**YOUR ASSIGNMENT:** Retrieve every line from the records in which the word "anime" occurs.

**THE INPUT:**

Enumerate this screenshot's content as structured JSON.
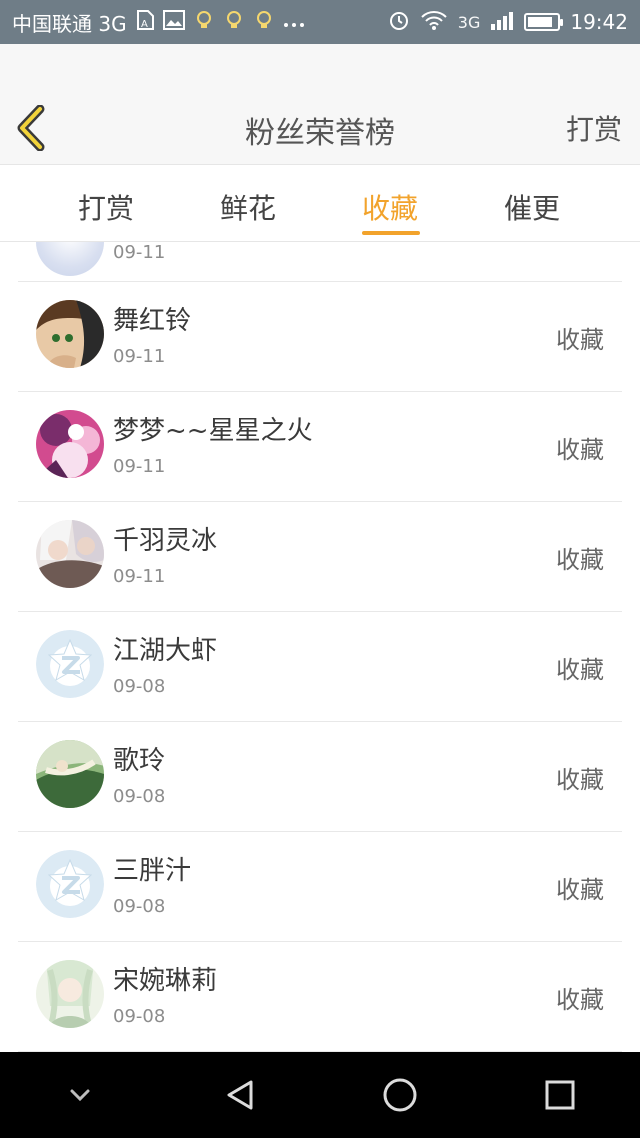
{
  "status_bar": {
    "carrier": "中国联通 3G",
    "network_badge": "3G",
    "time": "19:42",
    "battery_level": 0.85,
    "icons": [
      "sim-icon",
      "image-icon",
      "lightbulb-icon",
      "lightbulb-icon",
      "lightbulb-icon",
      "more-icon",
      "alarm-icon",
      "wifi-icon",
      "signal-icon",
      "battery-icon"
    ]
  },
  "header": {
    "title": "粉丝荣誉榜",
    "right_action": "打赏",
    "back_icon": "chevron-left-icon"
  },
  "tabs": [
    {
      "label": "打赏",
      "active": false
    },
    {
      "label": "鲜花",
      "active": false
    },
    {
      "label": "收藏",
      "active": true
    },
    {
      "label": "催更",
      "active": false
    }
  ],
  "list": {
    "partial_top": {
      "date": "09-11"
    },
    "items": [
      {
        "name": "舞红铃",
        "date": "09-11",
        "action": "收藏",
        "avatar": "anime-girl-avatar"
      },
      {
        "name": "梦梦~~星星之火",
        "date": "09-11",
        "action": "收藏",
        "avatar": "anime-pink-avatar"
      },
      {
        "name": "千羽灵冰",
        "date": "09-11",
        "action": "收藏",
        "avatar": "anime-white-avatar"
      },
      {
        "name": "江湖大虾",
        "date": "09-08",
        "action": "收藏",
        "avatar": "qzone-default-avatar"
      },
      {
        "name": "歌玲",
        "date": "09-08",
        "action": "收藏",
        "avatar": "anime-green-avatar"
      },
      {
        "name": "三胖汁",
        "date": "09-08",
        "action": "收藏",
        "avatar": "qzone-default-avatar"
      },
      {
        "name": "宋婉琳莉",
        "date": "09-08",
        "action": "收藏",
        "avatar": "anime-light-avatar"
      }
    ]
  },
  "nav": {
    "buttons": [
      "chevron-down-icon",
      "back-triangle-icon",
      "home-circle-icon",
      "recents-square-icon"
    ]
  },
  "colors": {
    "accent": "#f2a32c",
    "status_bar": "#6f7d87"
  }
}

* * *

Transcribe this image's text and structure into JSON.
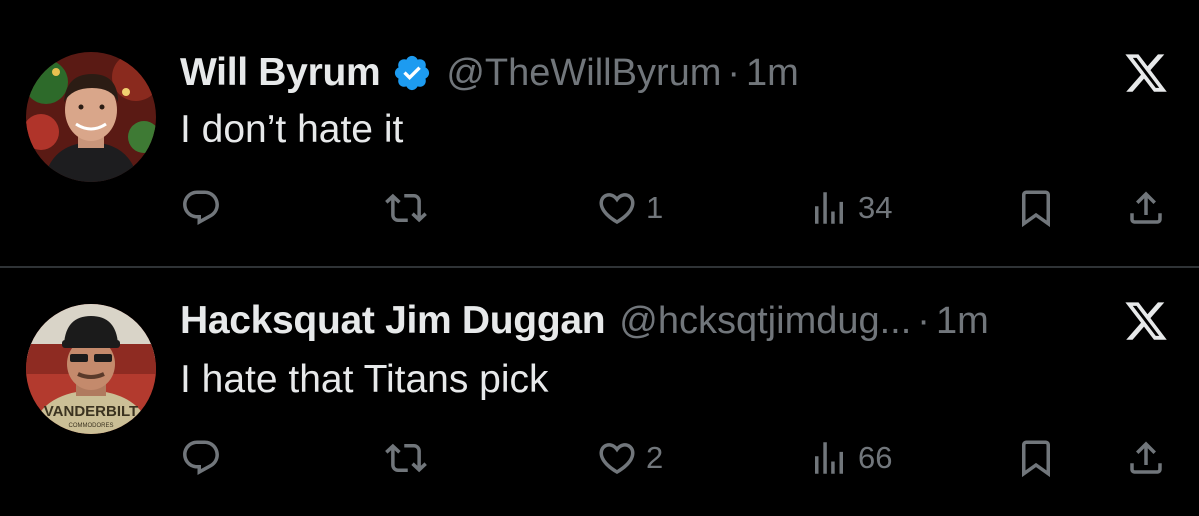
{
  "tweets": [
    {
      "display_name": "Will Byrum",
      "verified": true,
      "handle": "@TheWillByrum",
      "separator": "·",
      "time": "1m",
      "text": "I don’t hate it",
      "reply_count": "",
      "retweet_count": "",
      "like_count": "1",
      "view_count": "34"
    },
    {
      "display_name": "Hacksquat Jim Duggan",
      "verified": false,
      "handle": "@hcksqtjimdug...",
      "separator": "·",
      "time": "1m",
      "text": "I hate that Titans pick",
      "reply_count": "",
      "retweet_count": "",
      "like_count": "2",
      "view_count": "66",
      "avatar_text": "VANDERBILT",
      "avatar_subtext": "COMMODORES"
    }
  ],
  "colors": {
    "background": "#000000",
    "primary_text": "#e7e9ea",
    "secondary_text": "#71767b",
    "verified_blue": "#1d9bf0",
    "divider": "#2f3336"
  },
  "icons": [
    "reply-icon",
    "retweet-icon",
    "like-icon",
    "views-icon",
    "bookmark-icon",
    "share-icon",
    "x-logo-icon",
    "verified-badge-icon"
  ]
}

**OUTPUT OF THE TASK:**
        "avatar": "anime-girl-avatar"
        "avatar": "anime-pink-avatar"
        "avatar": "anime-white-avatar"
        "avatar": "anime-green-avatar"
        "avatar": "anime-light-avatar"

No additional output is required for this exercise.